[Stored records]
%%

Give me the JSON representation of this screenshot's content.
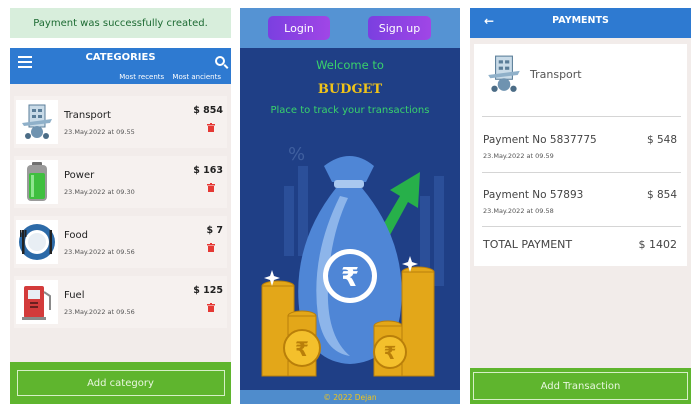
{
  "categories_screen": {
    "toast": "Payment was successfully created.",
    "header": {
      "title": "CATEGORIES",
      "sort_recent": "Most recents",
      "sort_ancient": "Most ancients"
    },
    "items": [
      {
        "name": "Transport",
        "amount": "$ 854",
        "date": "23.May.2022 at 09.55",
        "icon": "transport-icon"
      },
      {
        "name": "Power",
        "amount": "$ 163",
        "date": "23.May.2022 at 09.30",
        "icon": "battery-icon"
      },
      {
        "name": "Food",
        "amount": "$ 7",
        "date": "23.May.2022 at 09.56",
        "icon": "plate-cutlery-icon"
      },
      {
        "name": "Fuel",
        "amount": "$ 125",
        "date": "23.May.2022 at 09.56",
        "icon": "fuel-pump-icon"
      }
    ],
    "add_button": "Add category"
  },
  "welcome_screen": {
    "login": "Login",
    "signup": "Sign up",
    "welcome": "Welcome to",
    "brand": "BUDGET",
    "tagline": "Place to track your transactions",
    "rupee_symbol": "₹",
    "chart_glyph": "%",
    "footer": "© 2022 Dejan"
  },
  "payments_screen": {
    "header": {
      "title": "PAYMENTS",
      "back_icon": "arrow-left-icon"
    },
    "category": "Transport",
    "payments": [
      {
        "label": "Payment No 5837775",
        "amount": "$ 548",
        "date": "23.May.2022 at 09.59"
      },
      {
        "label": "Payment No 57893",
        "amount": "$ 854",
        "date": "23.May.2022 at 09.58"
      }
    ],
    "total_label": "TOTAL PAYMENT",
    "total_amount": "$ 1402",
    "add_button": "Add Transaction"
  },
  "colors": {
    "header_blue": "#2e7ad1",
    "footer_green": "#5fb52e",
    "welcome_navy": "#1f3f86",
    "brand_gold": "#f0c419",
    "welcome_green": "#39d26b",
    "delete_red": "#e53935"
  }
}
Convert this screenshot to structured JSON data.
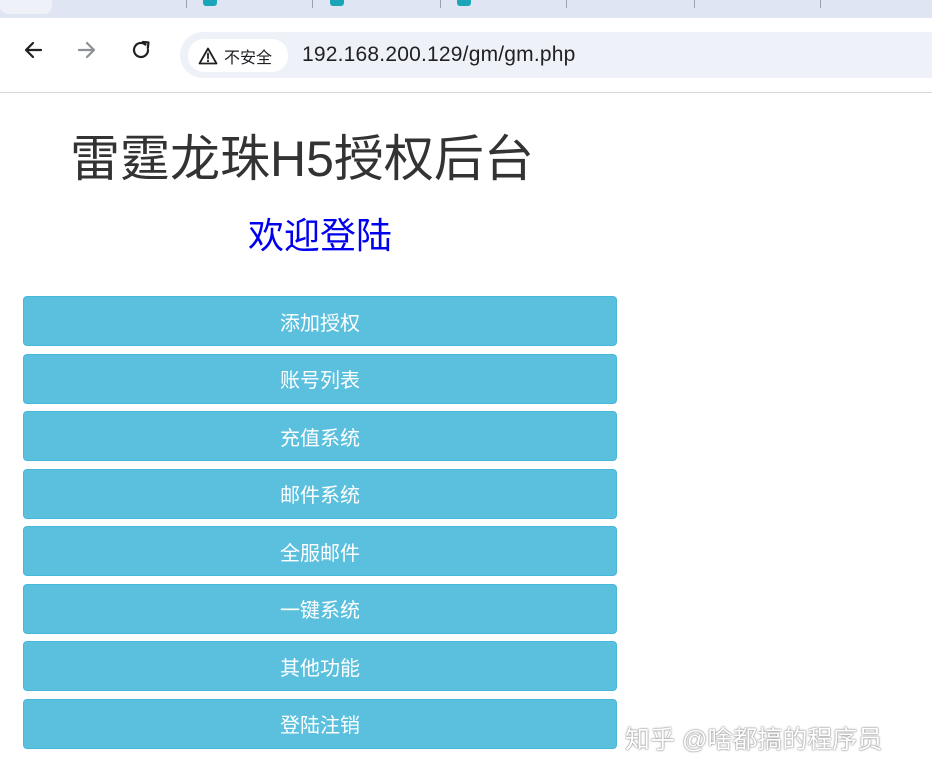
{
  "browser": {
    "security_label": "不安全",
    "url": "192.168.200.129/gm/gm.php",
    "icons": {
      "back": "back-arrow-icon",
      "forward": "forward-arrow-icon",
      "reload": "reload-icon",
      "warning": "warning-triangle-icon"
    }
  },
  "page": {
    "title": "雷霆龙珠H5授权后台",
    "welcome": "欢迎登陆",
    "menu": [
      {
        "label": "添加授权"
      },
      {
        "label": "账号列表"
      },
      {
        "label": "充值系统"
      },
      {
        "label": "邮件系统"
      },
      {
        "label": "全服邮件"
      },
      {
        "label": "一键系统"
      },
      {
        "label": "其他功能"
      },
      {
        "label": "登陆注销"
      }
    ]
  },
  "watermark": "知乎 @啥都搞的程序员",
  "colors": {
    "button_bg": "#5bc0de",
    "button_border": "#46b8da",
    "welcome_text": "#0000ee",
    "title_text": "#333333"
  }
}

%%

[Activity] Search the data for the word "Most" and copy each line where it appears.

[Result below]
      "sort_recent": "Most recents",
      "sort_ancient": "Most ancients"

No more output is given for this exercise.